Let's say I have a fairly volatile time series $$X_t$$ - it doesn't have any reason to show an upward / downward trend, but it does show drops and spikes from time to time. It can also change level (e.g. for a few weeks it will be at one level, but it will quickly drop down to a new level a few % points down and stay there).

I'd like to have a statistic (basically a time series Y_t) that signals a change in $$X_t$$ quickly. It should also converge to the same (or close to the same) level as $$X_t$$ with as little delay as possible. Finally, $$Y_t$$ should have as little volatility as possible (I'm aware there's a tradeoff between low volatility and responsiveness).

I've tried the rolling mean - if there's a short duration (say 1 period) drop in $$X_t$$, then the rolling mean reacts quickly to the drop, but shows a delay in reacting to the recovery in $$X_t$$ (i.e. when $$X_t$$ is restored to normal values). The delay is the same as the window size minus the drop duration.

At this stage, I'm considering two statistics. The exponential moving average with a window of $$5$$:

$$E_t=\frac{\sum_{i=0}^t(1-\alpha)^iX_{t-i}}{\sum_{i=0}^t(1-\alpha)^i}$$ where $$\alpha=\frac{2}{\text{window}+1}$$

The other statistic I'm considering is a combination of EMA and median.
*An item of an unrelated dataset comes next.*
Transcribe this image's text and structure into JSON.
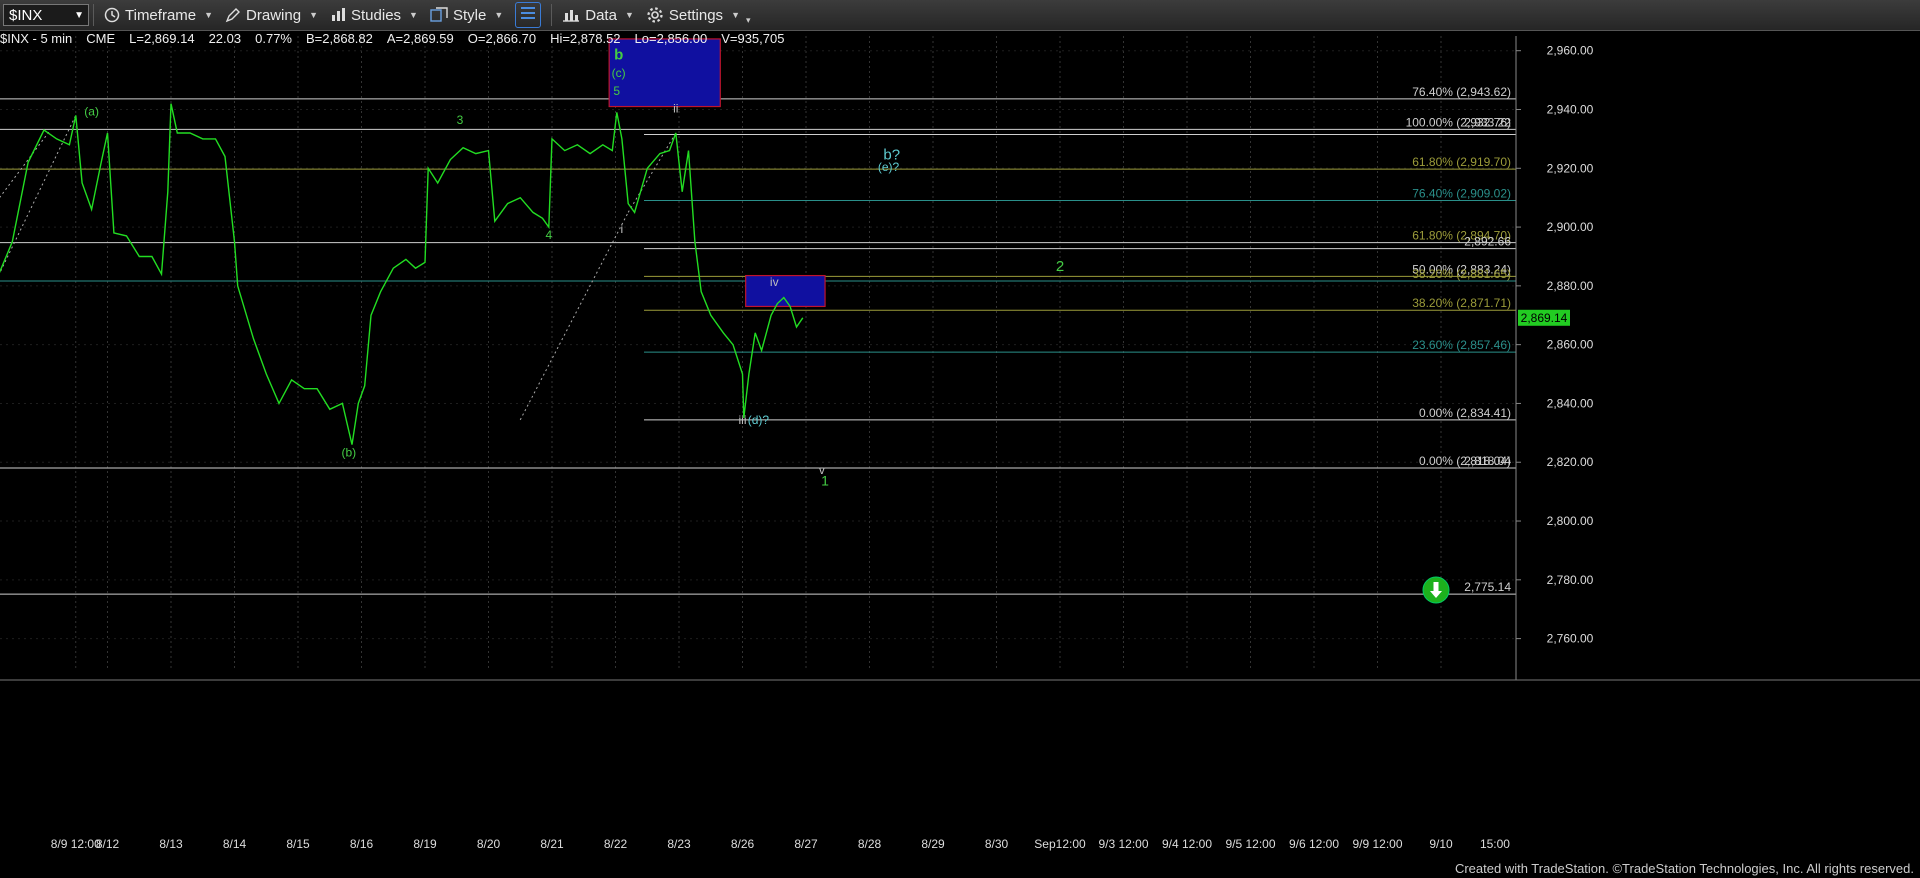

Let $$M_t$$ denote the rolling median with a window of $$9$$. Then $$C_t=aE_t+(1-a)M_t$$

To test their response to a drop, I did a quick simulation as follows:

a = pd.Series(np.hstack((np.ones(10)*0.81, np.ones(4)*0.77,
np.ones(4)*0.72, np.ones(5)*0.77, np.ones(10)*0.81)))
x = 0.5
b = a.ewm(span=5).mean()
c = x*a.ewm(span=4).mean() + (1-x)*a.rolling(7).median()

figure(num=None, figsize=(27, 9))
plt.plot(a, marker="o")
plt.plot(b, marker=".")
plt.plot(c, marker=".") By the time $$C_t$$ converges to the same values as $$X_t$$, the difference between $$C_t$$ and $$E_t$$ is really small (less than a percentage point).

$$C_t$$ has the feature that it won't drop as sharply as $$E_t$$ in response to a drop in $$X_t$$, but after a few periods it will abruptly drop down to the level of $$X_t$$. Similarly when $$X_t$$ recovers, $$C_t$$ initially shows a slower rise than $$E_t$$, but then suddenly shoots up, overtaking $$E_t$$ and catching up with $$X_t$$.

Now intuitively it seems that overall the EMA $$E_t$$ would be a better statistic, but I'm not sure. Is there any concrete, rigorous justification for the superiority of any one statistic over the other? For example, is it possible to show that maybe $$C_t$$ reacts similarly to two different scenarios, and is therefore unsuitable to differentiate between those scenarios?

Finally, given the requirements of quick response, quick convergence and low volatility, is there any other statistic I may have missed that's better than these two?